The Three Unities

I’ve touched on these in previous articles, but these are specifically important to short stories because you are working with a limited amount of words, so these unities provide the reader with what they need to know in terms of time, place and action.

Unity of Time – Short stories tend to take place over a short period of time, as opposed to novels that can cover days, months or even decades.  The time frame tells reader when the story is happening.

Unity of Place – This tells the reader where the story is taking place.  Unlike novels, where there may be a multitude of place settings, a short story usually has just one place where all the action takes place.

Unity of Action – This tells the reader whose story it is – so the story is told from one viewpoint throughout.  (It is of course quite acceptable to have several viewpoints in a short story, however they should be carefully considered before starting the story).

There’s no golden rule that says you have to have all three unities, however having more than one helps make the story stronger, so aim to have at least two.

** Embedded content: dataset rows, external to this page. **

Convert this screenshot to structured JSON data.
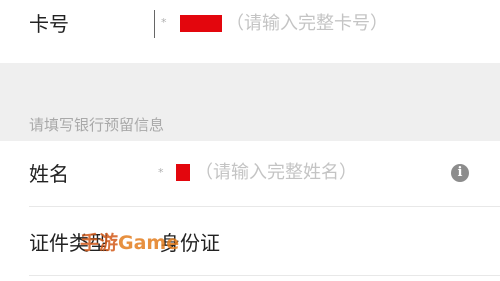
{
  "card": {
    "label": "卡号",
    "masked_prefix": "*",
    "placeholder": "（请输入完整卡号）"
  },
  "section": {
    "title": "请填写银行预留信息"
  },
  "name": {
    "label": "姓名",
    "masked_prefix": "*",
    "placeholder": "（请输入完整姓名）",
    "info_icon": "i"
  },
  "id_type": {
    "label": "证件类型",
    "value": "身份证"
  },
  "watermark": {
    "cn": "手游",
    "en": "Game"
  },
  "colors": {
    "redaction": "#e3060d",
    "section_bg": "#efefef"
  }
}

Vary the pace

Peaks and troughs – that’s the best way to describe what you should be aiming for in the narrative.  Small bouts of action/tension balanced with gentler/softer moments so that the pace is balanced.

If nothing happens in the story, the pace will be static, and it’s likely you will bore your reader.  If the narrative races along at breakneck speed without a pause, this too will put the reader off.  There will be moments when you want the reader to slow down and reflect – even in short stories – so always look for balance when pacing the story.

 Aiming for the Crescendo

The middle is also the section where you build the momentum of the story as it heads towards its conclusion.  The character overcomes the barriers you place in the way, and the climax approaches.
It doesn’t have to be action all the way – which some writers wrongly assume they have to provide – but instead it can be a gradual build-up of tension or atmosphere that leads towards a crescendo.

Next week: Getting to grips with short stories Part 3 - Endings